I have also picked up a bottle each of the two Brooklyn Brewery beers that have made it to our shores (Lager and Local 1). Sharing a lager with Damian at Purvis, there is a nice light honeyed malt sensation on the front of the tongue before what seemed like a dulled hop flavour came over it that hung around a bit in aftertaste along with some dryness. I found some similarities between this and the last lager of this type I had (Thunder Road Fullsteam Lager) with some nice malt up front and the dry finish (though not as dry as the Thunder Road), but their was a bit more in the body and mouthfeel of the Brooklyn (expected seeing the Thunder Road is more of a pilsner in my opinion). Not sure if this dulled hop finish is intended (I doubt it) in the Brooklyn, but have another bottle of it to try and find out later on.
I also tried a Cuvee Des Trolls while I was there. Not sure if it was over carbonation mixed with some citrus zest/spice, but after a spritz of this the light malt body evens out on the midpalate and then easily cleansed with alcohol on the back. Easy drinking apart from the 7% alcohol which may hit the unsuspected drinker.
While I was at the Royston on Friday, while I was waiting for my Red Hill Imperial Stout to warm up, I tried the latest batches of Bridge Road Bling IPA, and the 2 Brothers Voodoo Baltic Porter. The Bling had a bit more hop zing (or 'tang' as someone I spoke to about it at the bar said) than I remember having last time I tried it, which was a little overpowering for someone like me, but still has a nice freshness to it, even if the malt doesn't quite carry (or dull as it may be in my case) it through.
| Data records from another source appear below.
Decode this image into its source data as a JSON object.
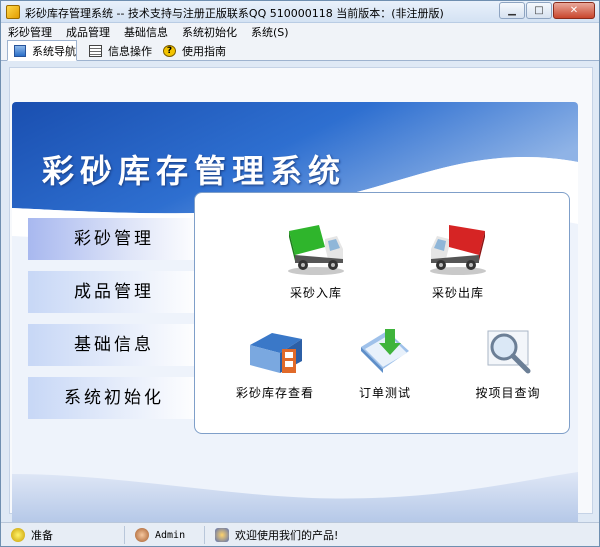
{
  "window": {
    "title": "彩砂库存管理系统 -- 技术支持与注册正版联系QQ 510000118    当前版本：(非注册版)",
    "controls": {
      "minimize": "▁",
      "maximize": "□",
      "close": "✕"
    }
  },
  "menu": [
    "彩砂管理",
    "成品管理",
    "基础信息",
    "系统初始化",
    "系统(S)"
  ],
  "tabs": [
    {
      "label": "系统导航",
      "icon": "navigation-icon"
    },
    {
      "label": "信息操作",
      "icon": "grid-icon"
    },
    {
      "label": "使用指南",
      "icon": "help-icon"
    }
  ],
  "banner": {
    "title": "彩砂库存管理系统"
  },
  "side_menu": [
    "彩砂管理",
    "成品管理",
    "基础信息",
    "系统初始化"
  ],
  "functions": [
    {
      "label": "采砂入库",
      "icon": "green-truck-icon"
    },
    {
      "label": "采砂出库",
      "icon": "red-truck-icon"
    },
    {
      "label": "彩砂库存查看",
      "icon": "warehouse-icon"
    },
    {
      "label": "订单测试",
      "icon": "document-download-icon"
    },
    {
      "label": "按项目查询",
      "icon": "magnifier-icon"
    }
  ],
  "status": {
    "ready": "准备",
    "user": "Admin",
    "welcome": "欢迎使用我们的产品!"
  },
  "colors": {
    "banner_blue": "#1d54b4",
    "panel_border": "#7f9fc9",
    "truck_green": "#2fb52c",
    "truck_red": "#d62424"
  }
}
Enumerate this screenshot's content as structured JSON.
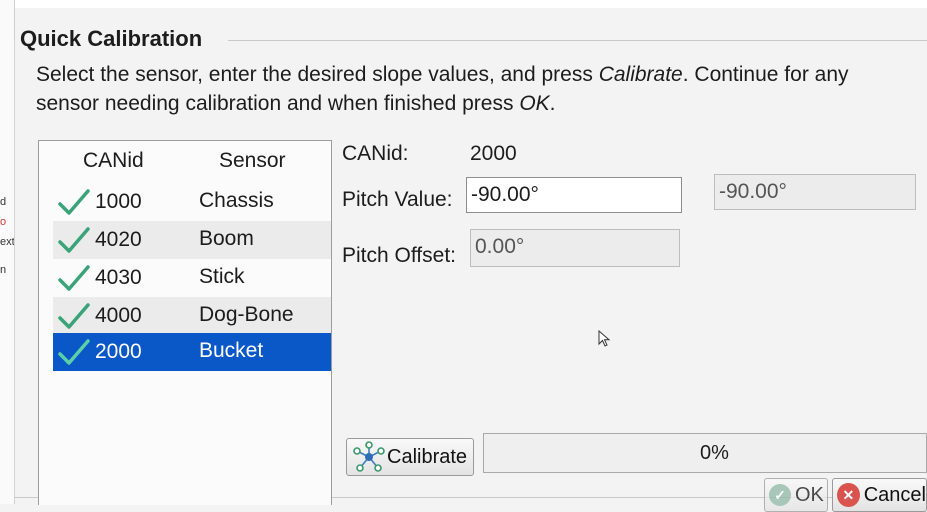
{
  "group": {
    "title": "Quick Calibration"
  },
  "instructions": {
    "part1": "Select the sensor, enter the desired slope values, and press ",
    "calibrate_word": "Calibrate",
    "part2": ". Continue for any sensor needing calibration and when finished press ",
    "ok_word": "OK",
    "part3": "."
  },
  "sensor_list": {
    "columns": [
      "CANid",
      "Sensor"
    ],
    "rows": [
      {
        "canid": "1000",
        "sensor": "Chassis",
        "checked": true
      },
      {
        "canid": "4020",
        "sensor": "Boom",
        "checked": true
      },
      {
        "canid": "4030",
        "sensor": "Stick",
        "checked": true
      },
      {
        "canid": "4000",
        "sensor": "Dog-Bone",
        "checked": true
      },
      {
        "canid": "2000",
        "sensor": "Bucket",
        "checked": true,
        "selected": true
      }
    ]
  },
  "details": {
    "canid_label": "CANid:",
    "canid_value": "2000",
    "pitch_value_label": "Pitch Value:",
    "pitch_value": "-90.00°",
    "pitch_value_readout": "-90.00°",
    "pitch_offset_label": "Pitch Offset:",
    "pitch_offset": "0.00°"
  },
  "actions": {
    "calibrate_label": "Calibrate",
    "progress_text": "0%",
    "ok_label": "OK",
    "cancel_label": "Cancel"
  },
  "left_edge_fragments": [
    "d",
    "o",
    "ext",
    "n"
  ],
  "colors": {
    "selection": "#0a58c7",
    "check": "#3aa37a",
    "cancel": "#d9534f"
  }
}
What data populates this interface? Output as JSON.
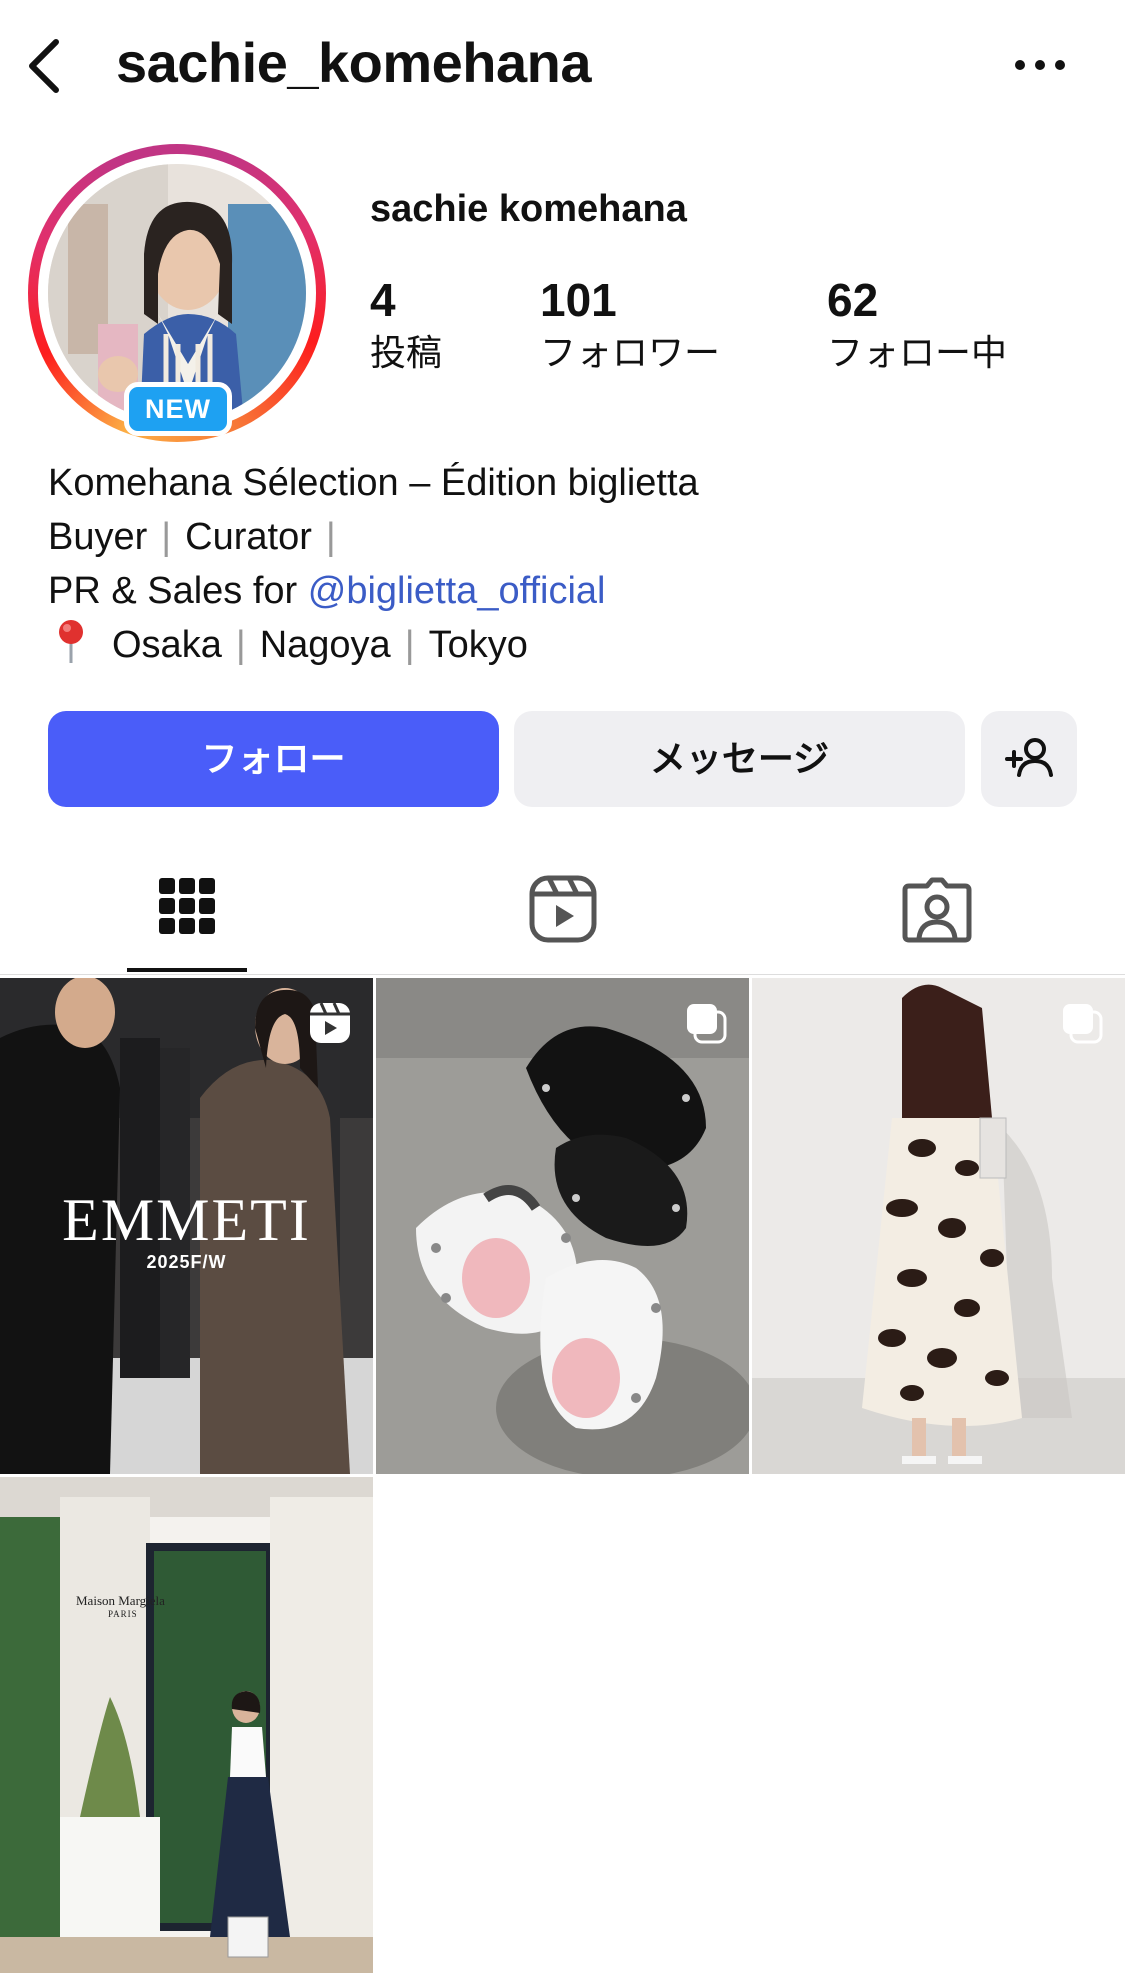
{
  "header": {
    "username": "sachie_komehana",
    "back_icon": "chevron-left-icon",
    "more_icon": "more-horizontal-icon"
  },
  "profile": {
    "full_name": "sachie komehana",
    "badge": "NEW",
    "stats": [
      {
        "value": "4",
        "label": "投稿"
      },
      {
        "value": "101",
        "label": "フォロワー"
      },
      {
        "value": "62",
        "label": "フォロー中"
      }
    ],
    "bio": {
      "line1": "Komehana Sélection – Édition biglietta",
      "line2_a": "Buyer",
      "line2_b": "Curator",
      "line3_prefix": "PR & Sales for ",
      "line3_mention": "@biglietta_official",
      "loc_1": "Osaka",
      "loc_2": "Nagoya",
      "loc_3": "Tokyo",
      "separator": "|"
    }
  },
  "actions": {
    "follow": "フォロー",
    "message": "メッセージ",
    "add_icon": "add-person-icon"
  },
  "tabs": [
    "grid-icon",
    "reels-icon",
    "tagged-icon"
  ],
  "colors": {
    "follow_button": "#4a5df9",
    "secondary_button": "#efeff2",
    "mention": "#3b5cc6",
    "new_badge": "#1ea1f2"
  },
  "posts": [
    {
      "type": "reel",
      "overlay_title": "EMMETI",
      "overlay_subtitle": "2025F/W"
    },
    {
      "type": "carousel"
    },
    {
      "type": "carousel"
    },
    {
      "type": "photo",
      "sign_text": "Maison Margiela",
      "sign_subtext": "PARIS"
    }
  ]
}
The Voodoo though was tasting good, maybe not quite the weather to enjoy a dark lager in, but still with enough roasted character in the malt, but with a light body so any newcomers to dark beers could appreciate without the fabled weight in the stomach that turns off many a straight pale lager drinking from turning to the dark side of beer.
Alright, I have said enough. Happy drinking to you all, especially to Rowan, whose birthday it was yesterday. I hope you enjoy brewing the Russian Imperial Stout as much as you liked drinking ours.